"Flow in AT&T and Verizon, particularly in the options, has become more balanced [when] it used to be very bullish," Stacey Gilbert, head of derivative strategy at Susquehanna, said Monday on CNBC's "Power Lunch."
In addition, the Vanguard ETF tracking telecom stocks (which largely just tracks the aforementioned two) has seen some $500 million worth of inflows this year, according to ETF.com. But as Gilbert points out, those flows are drying up.
"I think the love fest is dying here," she said.
Among the parties that have departed the telecoms are Warren Buffett's Berkshire Hathaway, which sold out of its AT&T holding as of the end of the first quarter, according to a filing released Monday.
Rich Ross, a technical analyst with Evercore ISI, said investors would do well to follow Berkshire out of the name. According to his work, AT&T's chart has already made a "double top," indicating that a drop could be ahead.
One of the biggest drivers for AT&T is the yield environment; the stock has a dividend yield of nearly 5 percent, making it a bond proxy of sorts.
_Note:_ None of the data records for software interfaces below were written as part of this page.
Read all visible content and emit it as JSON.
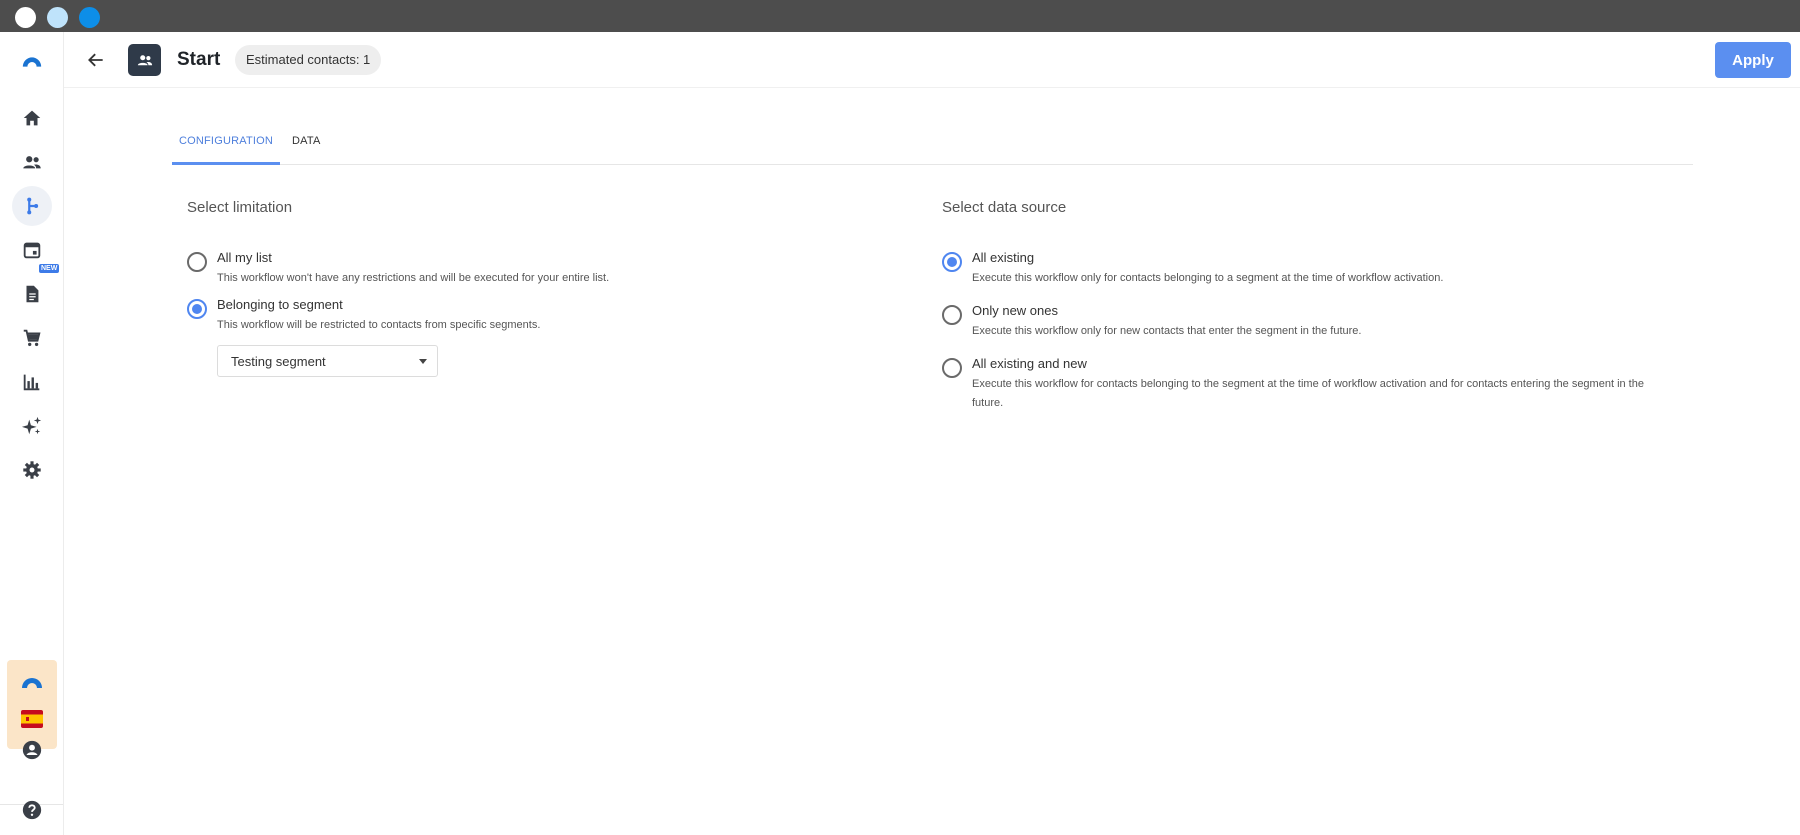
{
  "window": {
    "dots": [
      "close",
      "minimize",
      "zoom"
    ]
  },
  "sidebar": {
    "items": [
      {
        "icon": "logo-icon"
      },
      {
        "icon": "home-icon"
      },
      {
        "icon": "contacts-icon"
      },
      {
        "icon": "workflow-icon",
        "active": true
      },
      {
        "icon": "calendar-icon",
        "badge": "NEW"
      },
      {
        "icon": "document-icon"
      },
      {
        "icon": "cart-icon"
      },
      {
        "icon": "chart-icon"
      },
      {
        "icon": "sparkles-icon"
      },
      {
        "icon": "gear-icon"
      },
      {
        "icon": "account-icon"
      },
      {
        "icon": "help-icon"
      }
    ],
    "new_badge": "NEW",
    "promo": {
      "flag": "spain-flag-icon"
    }
  },
  "header": {
    "title": "Start",
    "contacts_badge": "Estimated contacts: 1",
    "apply_label": "Apply"
  },
  "tabs": [
    {
      "label": "CONFIGURATION",
      "active": true
    },
    {
      "label": "DATA",
      "active": false
    }
  ],
  "limitation": {
    "title": "Select limitation",
    "options": [
      {
        "label": "All my list",
        "description": "This workflow won't have any restrictions and will be executed for your entire list.",
        "checked": false
      },
      {
        "label": "Belonging to segment",
        "description": "This workflow will be restricted to contacts from specific segments.",
        "checked": true
      }
    ],
    "segment_select": {
      "value": "Testing segment"
    }
  },
  "data_source": {
    "title": "Select data source",
    "options": [
      {
        "label": "All existing",
        "description": "Execute this workflow only for contacts belonging to a segment at the time of workflow activation.",
        "checked": true
      },
      {
        "label": "Only new ones",
        "description": "Execute this workflow only for new contacts that enter the segment in the future.",
        "checked": false
      },
      {
        "label": "All existing and new",
        "description": "Execute this workflow for contacts belonging to the segment at the time of workflow activation and for contacts entering the segment in the future.",
        "checked": false
      }
    ]
  },
  "colors": {
    "accent": "#5b8ff0",
    "radio_checked": "#4f86f0",
    "titlebar": "#4d4d4d",
    "node_icon_bg": "#2f3a49"
  }
}
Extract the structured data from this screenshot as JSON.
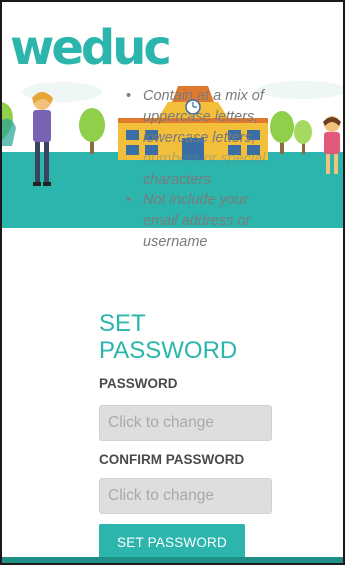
{
  "brand": {
    "logo_text": "weduc",
    "accent_color": "#2bb5ad"
  },
  "requirements": {
    "items": [
      {
        "lines": [
          "Contain at a mix of",
          "uppercase letters,",
          "lowercase letters,",
          "numbers or special",
          "characters"
        ]
      },
      {
        "lines": [
          "Not include your",
          "email address or",
          "username"
        ]
      }
    ]
  },
  "form": {
    "title_line1": "SET",
    "title_line2": "PASSWORD",
    "password_label": "PASSWORD",
    "password_placeholder": "Click to change",
    "confirm_label": "CONFIRM PASSWORD",
    "confirm_placeholder": "Click to change",
    "submit_label": "SET PASSWORD"
  }
}
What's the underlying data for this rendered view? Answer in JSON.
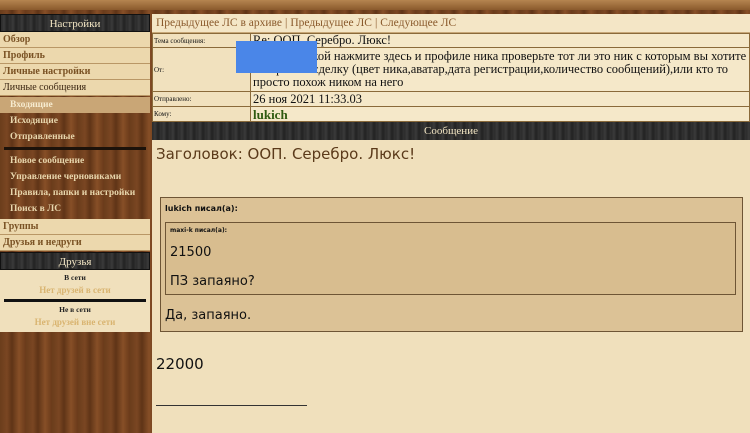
{
  "sidebar": {
    "settings_title": "Настройки",
    "menu_top": [
      "Обзор",
      "Профиль",
      "Личные настройки"
    ],
    "pm_title": "Личные сообщения",
    "pm_items": [
      "Входящие",
      "Исходящие",
      "Отправленные"
    ],
    "pm_items2": [
      "Новое сообщение",
      "Управление черновиками",
      "Правила, папки и настройки",
      "Поиск в ЛС"
    ],
    "menu_bottom": [
      "Группы",
      "Друзья и недруги"
    ],
    "friends_title": "Друзья",
    "online_label": "В сети",
    "online_value": "Нет друзей в сети",
    "offline_label": "Не в сети",
    "offline_value": "Нет друзей вне сети"
  },
  "nav": {
    "archive_prev": "Предыдущее ЛС в архиве",
    "prev": "Предыдущее ЛС",
    "next": "Следующее ЛС",
    "separator": "|"
  },
  "info": {
    "subject_label": "Тема сообщения:",
    "subject_value": "Re: ООП. Серебро. Люкс!",
    "from_label": "От:",
    "from_value": "Перед сделкой нажмите здесь и профиле ника проверьте тот ли это ник с которым вы хотите совершить сделку (цвет ника,аватар,дата регистрации,количество сообщений),или кто то просто похож ником на него",
    "sent_label": "Отправлено:",
    "sent_value": "26 ноя 2021 11:33.03",
    "to_label": "Кому:",
    "to_value": "lukich"
  },
  "message": {
    "header": "Сообщение",
    "subject": "Заголовок: ООП. Серебро. Люкс!",
    "quote_author": "lukich писал(а):",
    "inner_author": "maxi-k писал(а):",
    "inner_line1": "21500",
    "inner_line2": "ПЗ запаяно?",
    "reply": "Да, запаяно.",
    "after_quote": "22000"
  },
  "colors": {
    "panel": "#f0e0bc",
    "link": "#8a5a2c",
    "username": "#2f5a10",
    "redaction": "#4a86e8"
  }
}
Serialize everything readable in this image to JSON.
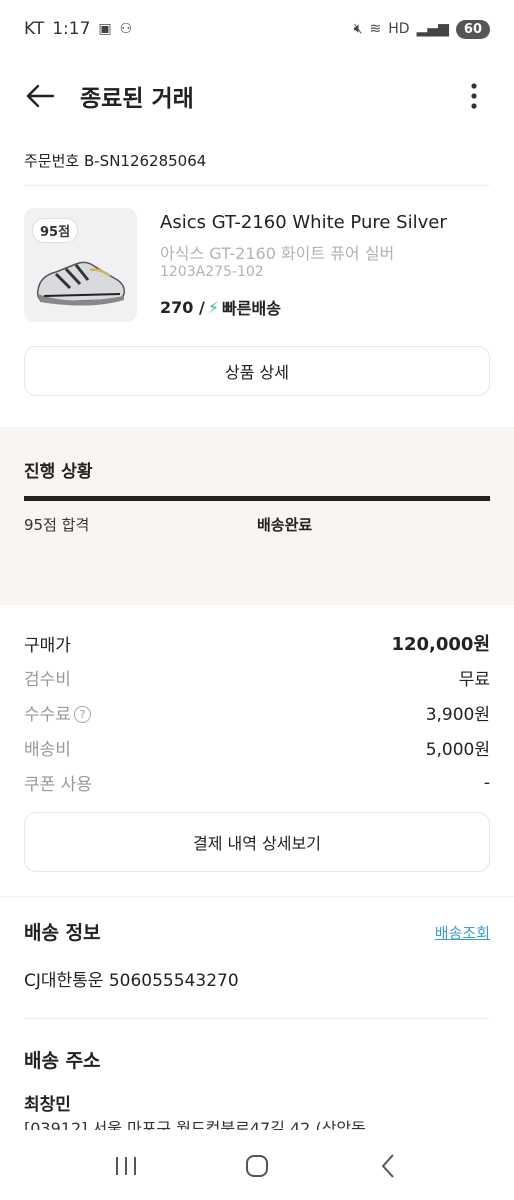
{
  "status_bar": {
    "carrier": "KT",
    "time": "1:17",
    "battery": "60"
  },
  "header": {
    "title": "종료된 거래"
  },
  "order": {
    "number": "주문번호 B-SN126285064"
  },
  "product": {
    "grade_badge": "95점",
    "name_en": "Asics GT-2160 White Pure Silver",
    "name_ko": "아식스 GT-2160 화이트 퓨어 실버",
    "code": "1203A275-102",
    "size": "270 /",
    "shipping_type": "빠른배송",
    "detail_button": "상품 상세"
  },
  "progress": {
    "title": "진행 상황",
    "steps": [
      "95점 합격",
      "배송완료"
    ],
    "progress_fraction": 1.0
  },
  "payment": {
    "rows": [
      {
        "label": "구매가",
        "value": "120,000원"
      },
      {
        "label": "검수비",
        "value": "무료"
      },
      {
        "label": "수수료",
        "value": "3,900원"
      },
      {
        "label": "배송비",
        "value": "5,000원"
      },
      {
        "label": "쿠폰 사용",
        "value": "-"
      }
    ],
    "detail_button": "결제 내역 상세보기"
  },
  "shipping": {
    "title": "배송 정보",
    "track_link": "배송조회",
    "tracking": "CJ대한통운 506055543270"
  },
  "address": {
    "title": "배송 주소",
    "name": "최창민",
    "line": "[03912] 서울 마포구 월드컵북로47길 42 (상암동"
  },
  "colors": {
    "accent_link": "#3d9dcc",
    "progress_bg": "#fbf5f1",
    "bolt": "#2fbf71"
  }
}
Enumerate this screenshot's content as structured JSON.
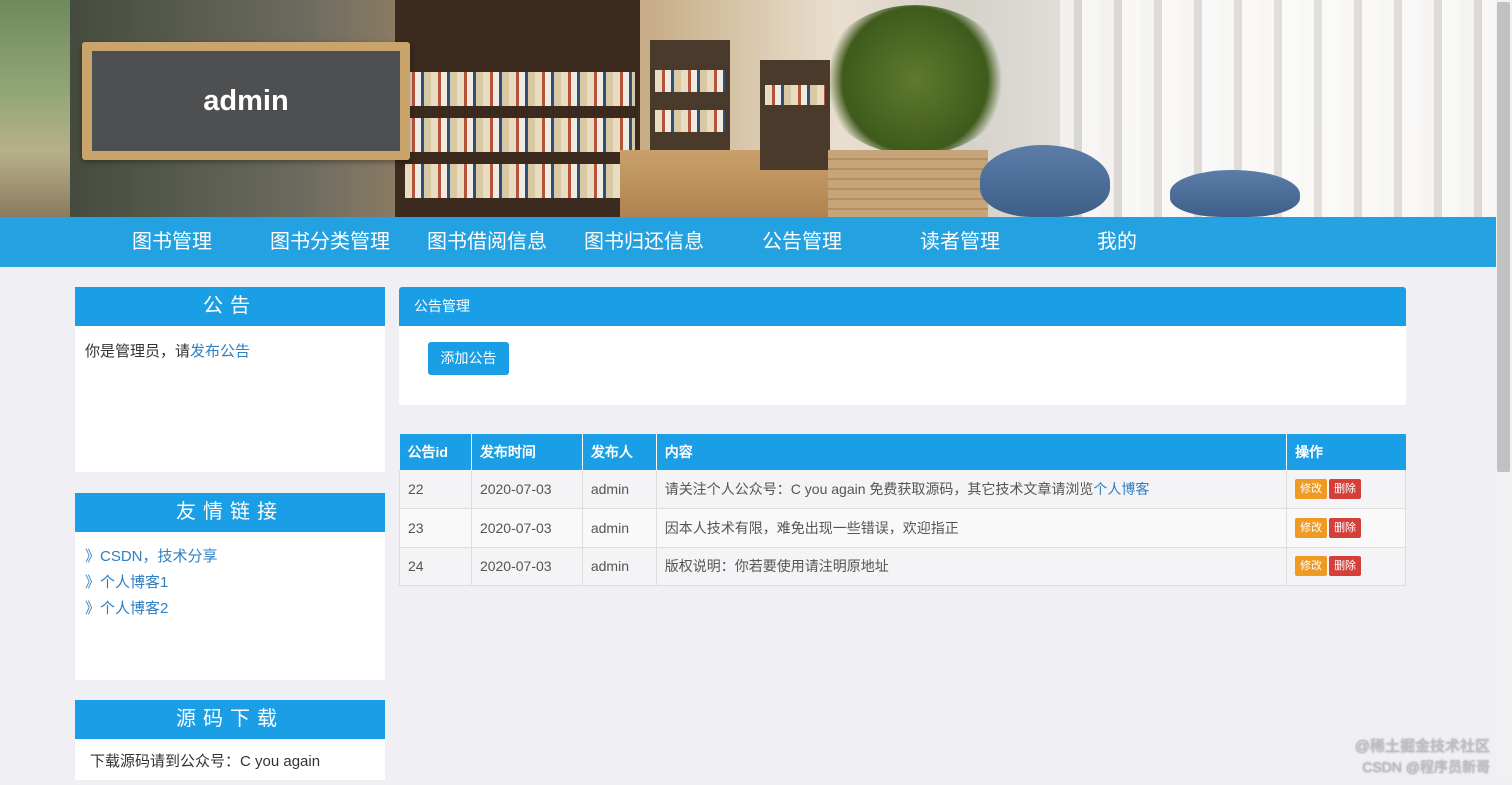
{
  "header": {
    "title": "admin"
  },
  "nav": {
    "items": [
      {
        "label": "图书管理"
      },
      {
        "label": "图书分类管理"
      },
      {
        "label": "图书借阅信息"
      },
      {
        "label": "图书归还信息"
      },
      {
        "label": "公告管理"
      },
      {
        "label": "读者管理"
      },
      {
        "label": "我的"
      }
    ]
  },
  "sidebar": {
    "notice": {
      "title": "公告",
      "text": "你是管理员，请",
      "link": "发布公告"
    },
    "friends": {
      "title": "友情链接",
      "items": [
        "》CSDN，技术分享",
        "》个人博客1",
        "》个人博客2"
      ]
    },
    "download": {
      "title": "源码下载",
      "text": "下载源码请到公众号：C you again"
    }
  },
  "main": {
    "panel_title": "公告管理",
    "add_button": "添加公告",
    "table": {
      "headers": [
        "公告id",
        "发布时间",
        "发布人",
        "内容",
        "操作"
      ],
      "rows": [
        {
          "id": "22",
          "date": "2020-07-03",
          "author": "admin",
          "content": "请关注个人公众号：C you again 免费获取源码，其它技术文章请浏览",
          "content_link": "个人博客"
        },
        {
          "id": "23",
          "date": "2020-07-03",
          "author": "admin",
          "content": "因本人技术有限，难免出现一些错误，欢迎指正",
          "content_link": ""
        },
        {
          "id": "24",
          "date": "2020-07-03",
          "author": "admin",
          "content": "版权说明：你若要使用请注明原地址",
          "content_link": ""
        }
      ],
      "edit_label": "修改",
      "delete_label": "删除"
    }
  },
  "watermark": {
    "line1": "@稀土掘金技术社区",
    "line2": "CSDN @程序员新哥"
  }
}
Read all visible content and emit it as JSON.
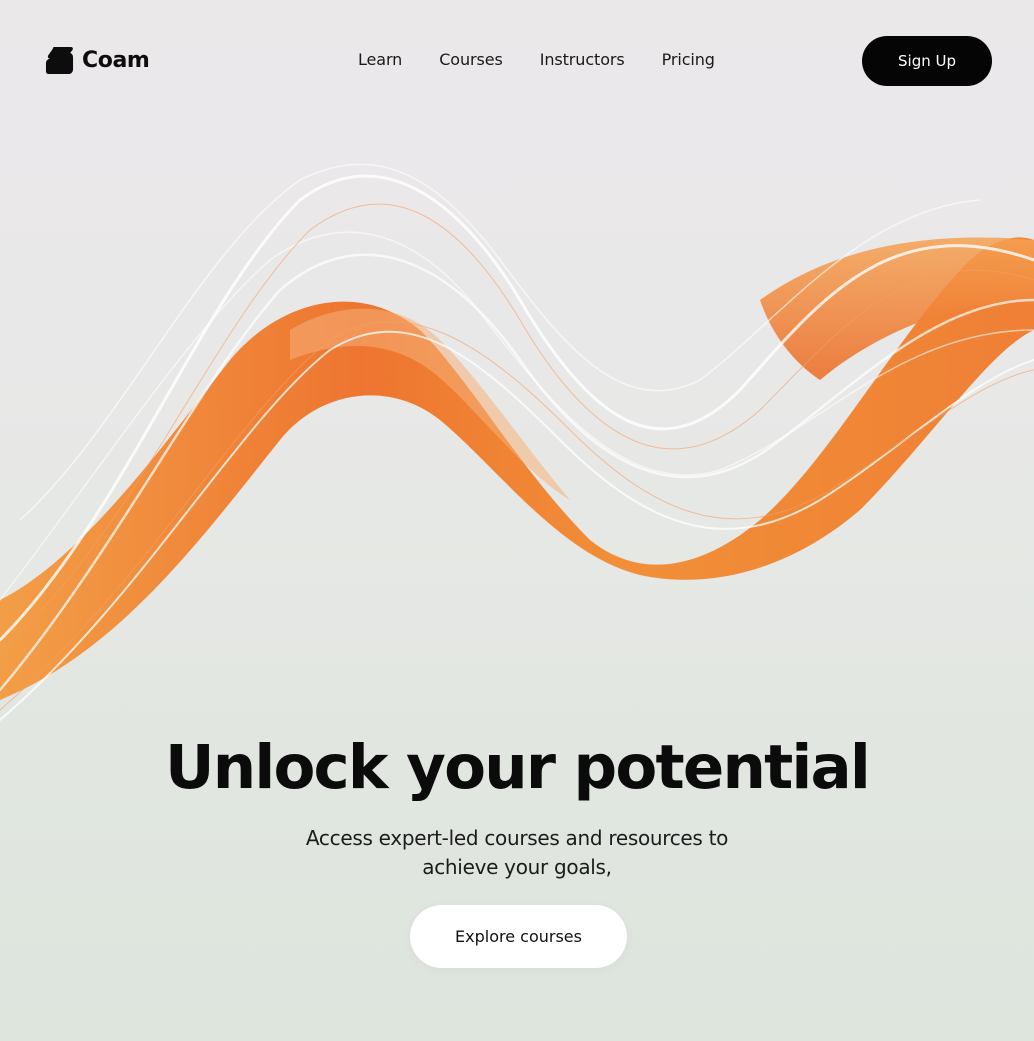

But Ross points out that yields right now are around the same level they were at in spring of 2013, which was followed by a substantial rate rise, and a consequent slide in shares of AT&T.
"That type of symmetry keeps me on the sidelines," Ross said Monday on "Power Lunch." "It makes me a better seller at the tail end of a very strong surge in telephone into that historical resistance."